Eliminate the Over-the-Counter Derivative markets, except for the end users’ foreign exchange needs and a rare end user ag swap and move all other contracts to futures contracts traded on privately managed futures exchanges, just like the Minneapolis Grain Exchange that has worked just fine since 1881.
Very few farmers use over-the-counter derivatives to hedge and those that do will have an “end-user’ exemption under Dodd Frank.
You can speculate on the demise of Greece’s and Ireland’s bonds on futures exchanges, it does not have to be on the U.S. taxpayers’ nickel in the over-the-counter markets.  Speculators can accomplish the same on futures exchanges.  Why are they fighting moving the speculation out of the over-the-counter markets?  There is lack of price transparency and profits are significantly greater.
Once again, The Derivative Project poses four questions for every American to pose to their 2012 Candidates:
  • Do you believe the U.S. Taxpayer should pay billions of dollars to monitor the speculative derivative trades by the five major derivative banks, as defined by the Office of the Comptroller of the Currency, linked here?  Couldn’t these regulatory costs be better used for teacher salaries and innovative teaching strategies for our country’s youngest citizens? 
  • Major U. S. banks were irresponsible and did not manage counter party credit risk in the over-the-counter markets, throwing us into the greatest recession since the great depression.  Do you support a speculation tax on derivatives to help repair our high unemployment rate and fragile economy?  If not, why not?
  • Do you support moving credit default swap contracts to regulated futures exchanges, transforming them into futures contracts from swap contracts in the OTC market, to eliminate wasteful taxpayer regulatory expense?  If not, why not?
  • What is the IRR to the U.S. economy by investing $1 dollar in regulatory costs to monitor the systemic risk of over-the-counter naked credit default swaps, compared to the IRR of investing $1 in early childhood pre-school education, where Minneapolis Federal Reserve Economist Art Rolnick has determined an IRR of 13%?  Here is a link to the Minneapolis Federal Reserve’s summary of Mr. Rolnick’s work.

Our country can no longer afford the polarization.
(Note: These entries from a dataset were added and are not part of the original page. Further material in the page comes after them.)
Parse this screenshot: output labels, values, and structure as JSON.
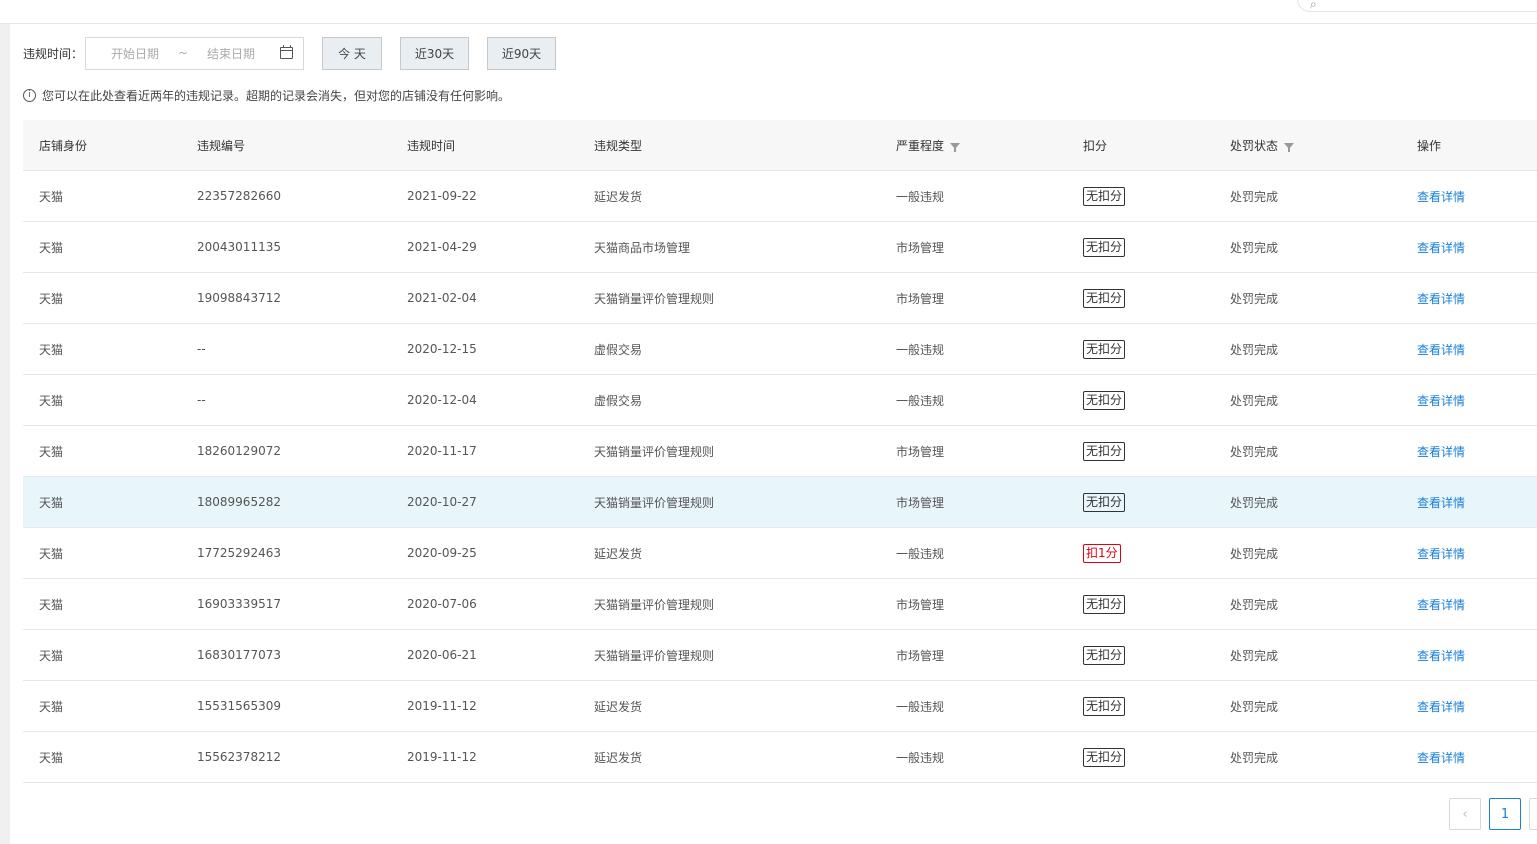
{
  "filter": {
    "label": "违规时间：",
    "start_placeholder": "开始日期",
    "separator": "~",
    "end_placeholder": "结束日期",
    "quick_buttons": [
      "今 天",
      "近30天",
      "近90天"
    ]
  },
  "notice": {
    "icon": "i",
    "text": "您可以在此处查看近两年的违规记录。超期的记录会消失，但对您的店铺没有任何影响。"
  },
  "table": {
    "headers": [
      "店铺身份",
      "违规编号",
      "违规时间",
      "违规类型",
      "严重程度",
      "扣分",
      "处罚状态",
      "操作"
    ],
    "rows": [
      {
        "shop": "天猫",
        "id": "22357282660",
        "date": "2021-09-22",
        "type": "延迟发货",
        "severity": "一般违规",
        "points": "无扣分",
        "status": "处罚完成",
        "action": "查看详情"
      },
      {
        "shop": "天猫",
        "id": "20043011135",
        "date": "2021-04-29",
        "type": "天猫商品市场管理",
        "severity": "市场管理",
        "points": "无扣分",
        "status": "处罚完成",
        "action": "查看详情"
      },
      {
        "shop": "天猫",
        "id": "19098843712",
        "date": "2021-02-04",
        "type": "天猫销量评价管理规则",
        "severity": "市场管理",
        "points": "无扣分",
        "status": "处罚完成",
        "action": "查看详情"
      },
      {
        "shop": "天猫",
        "id": "--",
        "date": "2020-12-15",
        "type": "虚假交易",
        "severity": "一般违规",
        "points": "无扣分",
        "status": "处罚完成",
        "action": "查看详情"
      },
      {
        "shop": "天猫",
        "id": "--",
        "date": "2020-12-04",
        "type": "虚假交易",
        "severity": "一般违规",
        "points": "无扣分",
        "status": "处罚完成",
        "action": "查看详情"
      },
      {
        "shop": "天猫",
        "id": "18260129072",
        "date": "2020-11-17",
        "type": "天猫销量评价管理规则",
        "severity": "市场管理",
        "points": "无扣分",
        "status": "处罚完成",
        "action": "查看详情"
      },
      {
        "shop": "天猫",
        "id": "18089965282",
        "date": "2020-10-27",
        "type": "天猫销量评价管理规则",
        "severity": "市场管理",
        "points": "无扣分",
        "status": "处罚完成",
        "action": "查看详情"
      },
      {
        "shop": "天猫",
        "id": "17725292463",
        "date": "2020-09-25",
        "type": "延迟发货",
        "severity": "一般违规",
        "points": "扣1分",
        "status": "处罚完成",
        "action": "查看详情"
      },
      {
        "shop": "天猫",
        "id": "16903339517",
        "date": "2020-07-06",
        "type": "天猫销量评价管理规则",
        "severity": "市场管理",
        "points": "无扣分",
        "status": "处罚完成",
        "action": "查看详情"
      },
      {
        "shop": "天猫",
        "id": "16830177073",
        "date": "2020-06-21",
        "type": "天猫销量评价管理规则",
        "severity": "市场管理",
        "points": "无扣分",
        "status": "处罚完成",
        "action": "查看详情"
      },
      {
        "shop": "天猫",
        "id": "15531565309",
        "date": "2019-11-12",
        "type": "延迟发货",
        "severity": "一般违规",
        "points": "无扣分",
        "status": "处罚完成",
        "action": "查看详情"
      },
      {
        "shop": "天猫",
        "id": "15562378212",
        "date": "2019-11-12",
        "type": "延迟发货",
        "severity": "一般违规",
        "points": "无扣分",
        "status": "处罚完成",
        "action": "查看详情"
      }
    ]
  },
  "pagination": {
    "prev_icon": "‹",
    "current_page": "1"
  },
  "colors": {
    "link": "#1a7fd6",
    "deduction_red": "#e0000f",
    "row_highlight": "#e8f6fc",
    "header_bg": "#f7f7f7"
  }
}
The hour is late. It is time for “adult talk” and real IRR’s so we can get our economy back on track after the derivative debacle.